This report follows the Higher classification/professional employee award reliance qualitative research: Interim report and consolidates the findings from data collected over a 12 month period. This report examines the nature of employment arrangements and conditions of award-reliant employees at higher classifications and the persistence of award reliance over time.
The findings depict the advantages and disadvantages of award-reliant employment as reported by participants. The findings also examine the intentions of participants to pursue an over-award arrangement, either through a change to their wage-setting arrangements in their current workplace or through seeking alternative employment. These intentions were found to be principally shaped by their need to pursue higher wages/wage increases which was related to the reliance they had on their award wage to meet their living costs. Participants with no critical need to increase their wage income were content to maintain their award-reliant arrangement. Participants who had a need to increase their wage at a faster or greater rate than the award provided for tended to be discontent with their award reliance and typically expected their tenure under their award-reliant arrangement would be relatively short.

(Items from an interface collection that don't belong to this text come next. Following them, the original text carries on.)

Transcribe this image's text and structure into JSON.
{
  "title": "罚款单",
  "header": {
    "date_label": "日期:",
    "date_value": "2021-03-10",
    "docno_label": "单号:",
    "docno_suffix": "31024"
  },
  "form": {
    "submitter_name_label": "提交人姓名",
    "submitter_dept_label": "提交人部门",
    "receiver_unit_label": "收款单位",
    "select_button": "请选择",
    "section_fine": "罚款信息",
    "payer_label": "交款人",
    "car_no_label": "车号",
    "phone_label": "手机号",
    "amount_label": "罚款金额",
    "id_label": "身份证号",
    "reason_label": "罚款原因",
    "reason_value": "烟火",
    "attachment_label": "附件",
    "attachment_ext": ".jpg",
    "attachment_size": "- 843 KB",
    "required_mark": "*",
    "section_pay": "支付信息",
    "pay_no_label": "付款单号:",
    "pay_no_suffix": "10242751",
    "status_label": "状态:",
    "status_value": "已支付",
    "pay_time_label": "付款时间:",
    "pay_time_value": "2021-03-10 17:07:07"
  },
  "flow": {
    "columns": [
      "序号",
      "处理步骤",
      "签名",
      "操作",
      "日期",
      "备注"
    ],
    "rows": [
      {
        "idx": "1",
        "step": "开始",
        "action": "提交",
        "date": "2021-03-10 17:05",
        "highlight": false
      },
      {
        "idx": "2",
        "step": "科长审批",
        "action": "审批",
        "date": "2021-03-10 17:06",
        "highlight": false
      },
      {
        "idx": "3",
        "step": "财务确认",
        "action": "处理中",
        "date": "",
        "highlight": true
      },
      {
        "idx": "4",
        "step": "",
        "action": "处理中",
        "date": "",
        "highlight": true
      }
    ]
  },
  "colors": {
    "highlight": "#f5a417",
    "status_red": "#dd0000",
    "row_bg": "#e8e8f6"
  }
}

Over the duration of the study, most participants experienced some form of change in their award-reliant employment. Only a small number of participants left their award-reliant employment over the course of the study, despite the intentions of several more to do so. The barriers to pursing and achieving over-award arrangements included perceptions that their employer would not welcome a discussion about wages and wage progression and that they would not be significantly better off if they pursued an over-award arrangement through alternative employment.